Material provided Block Start

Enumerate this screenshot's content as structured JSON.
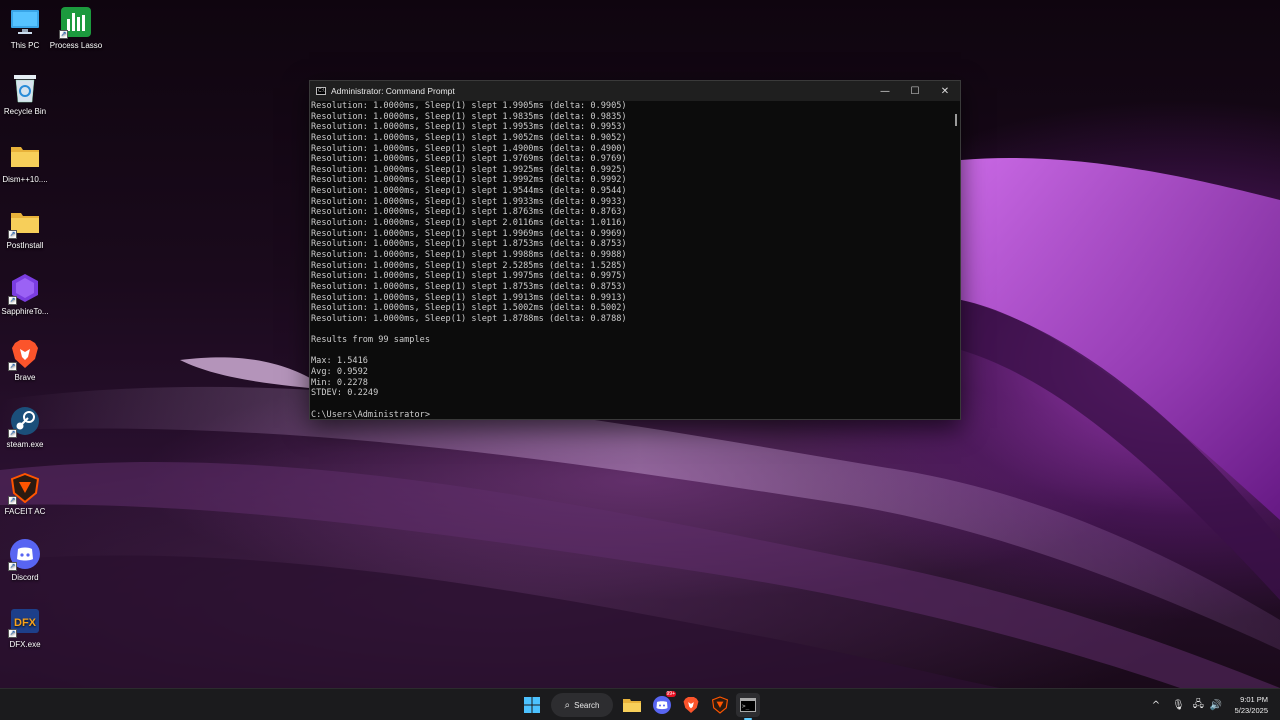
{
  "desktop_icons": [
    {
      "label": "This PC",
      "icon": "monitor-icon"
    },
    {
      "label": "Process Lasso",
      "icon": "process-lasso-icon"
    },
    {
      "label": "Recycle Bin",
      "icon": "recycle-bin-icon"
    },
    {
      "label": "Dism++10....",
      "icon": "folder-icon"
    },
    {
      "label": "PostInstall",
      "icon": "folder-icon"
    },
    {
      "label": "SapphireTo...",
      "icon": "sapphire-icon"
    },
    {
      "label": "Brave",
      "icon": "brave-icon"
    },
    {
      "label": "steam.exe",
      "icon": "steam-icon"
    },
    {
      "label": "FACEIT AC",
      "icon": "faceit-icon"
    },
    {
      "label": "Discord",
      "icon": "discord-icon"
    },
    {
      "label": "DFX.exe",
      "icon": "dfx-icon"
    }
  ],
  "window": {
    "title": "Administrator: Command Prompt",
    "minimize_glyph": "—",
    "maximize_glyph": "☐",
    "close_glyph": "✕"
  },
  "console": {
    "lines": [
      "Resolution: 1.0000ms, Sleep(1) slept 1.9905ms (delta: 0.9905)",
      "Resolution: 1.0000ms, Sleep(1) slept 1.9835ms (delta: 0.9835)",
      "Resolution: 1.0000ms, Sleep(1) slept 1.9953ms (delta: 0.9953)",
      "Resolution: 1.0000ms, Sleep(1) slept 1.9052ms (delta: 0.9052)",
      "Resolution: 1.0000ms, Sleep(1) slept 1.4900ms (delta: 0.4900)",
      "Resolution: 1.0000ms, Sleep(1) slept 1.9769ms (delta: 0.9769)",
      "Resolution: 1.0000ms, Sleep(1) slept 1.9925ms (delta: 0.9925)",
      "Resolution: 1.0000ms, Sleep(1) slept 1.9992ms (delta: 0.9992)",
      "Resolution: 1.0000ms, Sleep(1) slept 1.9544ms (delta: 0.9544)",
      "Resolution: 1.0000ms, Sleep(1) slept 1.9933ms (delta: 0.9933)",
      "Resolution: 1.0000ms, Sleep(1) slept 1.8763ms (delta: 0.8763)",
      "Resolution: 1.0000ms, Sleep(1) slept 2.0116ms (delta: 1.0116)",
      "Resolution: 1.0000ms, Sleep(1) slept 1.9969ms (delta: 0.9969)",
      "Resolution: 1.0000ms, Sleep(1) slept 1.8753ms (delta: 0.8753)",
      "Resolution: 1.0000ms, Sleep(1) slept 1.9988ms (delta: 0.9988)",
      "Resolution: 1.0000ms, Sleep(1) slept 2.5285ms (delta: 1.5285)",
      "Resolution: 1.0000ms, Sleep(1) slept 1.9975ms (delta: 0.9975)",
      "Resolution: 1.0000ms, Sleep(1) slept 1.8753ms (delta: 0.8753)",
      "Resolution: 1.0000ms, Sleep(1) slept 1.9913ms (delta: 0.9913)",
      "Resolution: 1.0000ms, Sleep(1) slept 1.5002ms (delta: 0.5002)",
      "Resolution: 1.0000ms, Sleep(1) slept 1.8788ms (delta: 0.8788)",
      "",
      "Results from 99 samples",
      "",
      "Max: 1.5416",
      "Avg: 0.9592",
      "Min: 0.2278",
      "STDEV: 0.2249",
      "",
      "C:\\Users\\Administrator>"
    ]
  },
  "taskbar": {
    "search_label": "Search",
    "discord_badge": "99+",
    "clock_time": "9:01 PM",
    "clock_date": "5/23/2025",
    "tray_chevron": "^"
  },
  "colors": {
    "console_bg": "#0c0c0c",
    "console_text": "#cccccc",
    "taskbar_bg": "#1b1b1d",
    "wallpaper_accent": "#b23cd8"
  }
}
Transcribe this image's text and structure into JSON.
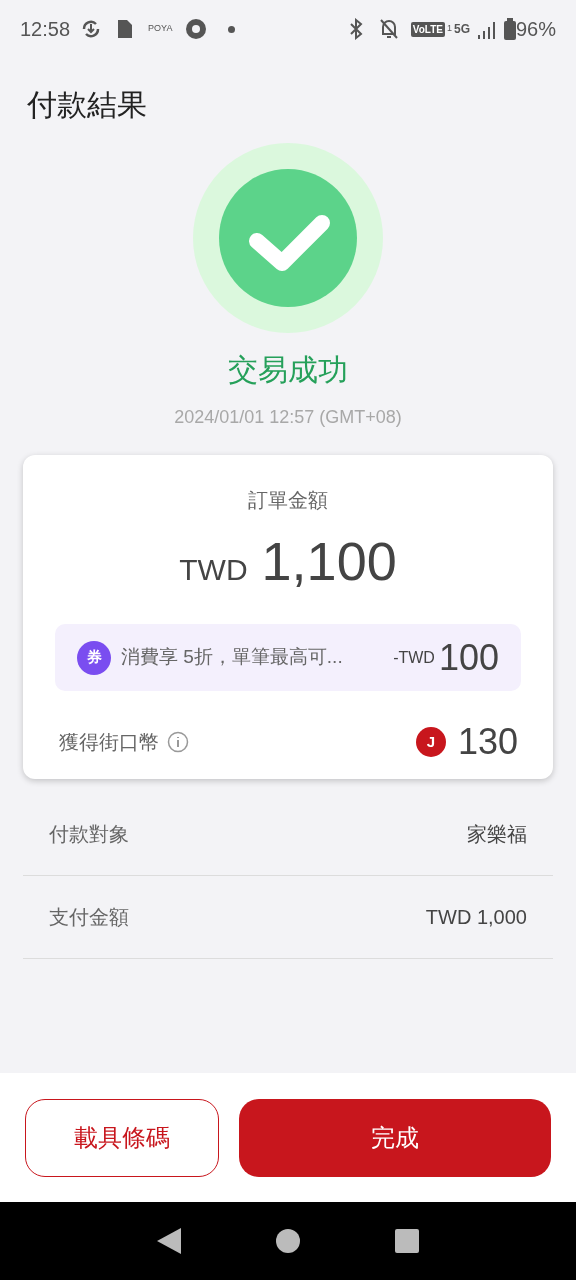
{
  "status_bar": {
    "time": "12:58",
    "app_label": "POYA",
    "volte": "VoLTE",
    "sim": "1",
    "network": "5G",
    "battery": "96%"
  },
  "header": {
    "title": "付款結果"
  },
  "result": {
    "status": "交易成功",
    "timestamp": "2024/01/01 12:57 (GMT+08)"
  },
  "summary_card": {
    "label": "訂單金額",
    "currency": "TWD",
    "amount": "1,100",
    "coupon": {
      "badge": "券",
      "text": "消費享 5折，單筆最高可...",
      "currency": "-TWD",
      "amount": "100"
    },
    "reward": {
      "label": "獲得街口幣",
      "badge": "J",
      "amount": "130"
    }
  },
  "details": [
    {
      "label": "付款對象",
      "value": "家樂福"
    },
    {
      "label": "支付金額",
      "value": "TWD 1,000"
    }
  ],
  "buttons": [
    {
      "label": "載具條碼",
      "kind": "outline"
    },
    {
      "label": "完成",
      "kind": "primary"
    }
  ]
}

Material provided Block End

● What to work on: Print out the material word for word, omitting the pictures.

● Solution to the problem:
Enumerate this screenshot's content as structured JSON.
{
  "desktop_icons": [
    {
      "label": "This PC",
      "icon": "monitor-icon"
    },
    {
      "label": "Process Lasso",
      "icon": "process-lasso-icon"
    },
    {
      "label": "Recycle Bin",
      "icon": "recycle-bin-icon"
    },
    {
      "label": "Dism++10....",
      "icon": "folder-icon"
    },
    {
      "label": "PostInstall",
      "icon": "folder-icon"
    },
    {
      "label": "SapphireTo...",
      "icon": "sapphire-icon"
    },
    {
      "label": "Brave",
      "icon": "brave-icon"
    },
    {
      "label": "steam.exe",
      "icon": "steam-icon"
    },
    {
      "label": "FACEIT AC",
      "icon": "faceit-icon"
    },
    {
      "label": "Discord",
      "icon": "discord-icon"
    },
    {
      "label": "DFX.exe",
      "icon": "dfx-icon"
    }
  ],
  "window": {
    "title": "Administrator: Command Prompt",
    "minimize_glyph": "—",
    "maximize_glyph": "☐",
    "close_glyph": "✕"
  },
  "console": {
    "lines": [
      "Resolution: 1.0000ms, Sleep(1) slept 1.9905ms (delta: 0.9905)",
      "Resolution: 1.0000ms, Sleep(1) slept 1.9835ms (delta: 0.9835)",
      "Resolution: 1.0000ms, Sleep(1) slept 1.9953ms (delta: 0.9953)",
      "Resolution: 1.0000ms, Sleep(1) slept 1.9052ms (delta: 0.9052)",
      "Resolution: 1.0000ms, Sleep(1) slept 1.4900ms (delta: 0.4900)",
      "Resolution: 1.0000ms, Sleep(1) slept 1.9769ms (delta: 0.9769)",
      "Resolution: 1.0000ms, Sleep(1) slept 1.9925ms (delta: 0.9925)",
      "Resolution: 1.0000ms, Sleep(1) slept 1.9992ms (delta: 0.9992)",
      "Resolution: 1.0000ms, Sleep(1) slept 1.9544ms (delta: 0.9544)",
      "Resolution: 1.0000ms, Sleep(1) slept 1.9933ms (delta: 0.9933)",
      "Resolution: 1.0000ms, Sleep(1) slept 1.8763ms (delta: 0.8763)",
      "Resolution: 1.0000ms, Sleep(1) slept 2.0116ms (delta: 1.0116)",
      "Resolution: 1.0000ms, Sleep(1) slept 1.9969ms (delta: 0.9969)",
      "Resolution: 1.0000ms, Sleep(1) slept 1.8753ms (delta: 0.8753)",
      "Resolution: 1.0000ms, Sleep(1) slept 1.9988ms (delta: 0.9988)",
      "Resolution: 1.0000ms, Sleep(1) slept 2.5285ms (delta: 1.5285)",
      "Resolution: 1.0000ms, Sleep(1) slept 1.9975ms (delta: 0.9975)",
      "Resolution: 1.0000ms, Sleep(1) slept 1.8753ms (delta: 0.8753)",
      "Resolution: 1.0000ms, Sleep(1) slept 1.9913ms (delta: 0.9913)",
      "Resolution: 1.0000ms, Sleep(1) slept 1.5002ms (delta: 0.5002)",
      "Resolution: 1.0000ms, Sleep(1) slept 1.8788ms (delta: 0.8788)",
      "",
      "Results from 99 samples",
      "",
      "Max: 1.5416",
      "Avg: 0.9592",
      "Min: 0.2278",
      "STDEV: 0.2249",
      "",
      "C:\\Users\\Administrator>"
    ]
  },
  "taskbar": {
    "search_label": "Search",
    "discord_badge": "99+",
    "clock_time": "9:01 PM",
    "clock_date": "5/23/2025",
    "tray_chevron": "^"
  },
  "colors": {
    "console_bg": "#0c0c0c",
    "console_text": "#cccccc",
    "taskbar_bg": "#1b1b1d",
    "wallpaper_accent": "#b23cd8"
  }
}
Transcribe this image's text and structure into JSON.
{
  "status_bar": {
    "time": "12:58",
    "app_label": "POYA",
    "volte": "VoLTE",
    "sim": "1",
    "network": "5G",
    "battery": "96%"
  },
  "header": {
    "title": "付款結果"
  },
  "result": {
    "status": "交易成功",
    "timestamp": "2024/01/01 12:57 (GMT+08)"
  },
  "summary_card": {
    "label": "訂單金額",
    "currency": "TWD",
    "amount": "1,100",
    "coupon": {
      "badge": "券",
      "text": "消費享 5折，單筆最高可...",
      "currency": "-TWD",
      "amount": "100"
    },
    "reward": {
      "label": "獲得街口幣",
      "badge": "J",
      "amount": "130"
    }
  },
  "details": [
    {
      "label": "付款對象",
      "value": "家樂福"
    },
    {
      "label": "支付金額",
      "value": "TWD 1,000"
    }
  ],
  "buttons": [
    {
      "label": "載具條碼",
      "kind": "outline"
    },
    {
      "label": "完成",
      "kind": "primary"
    }
  ]
}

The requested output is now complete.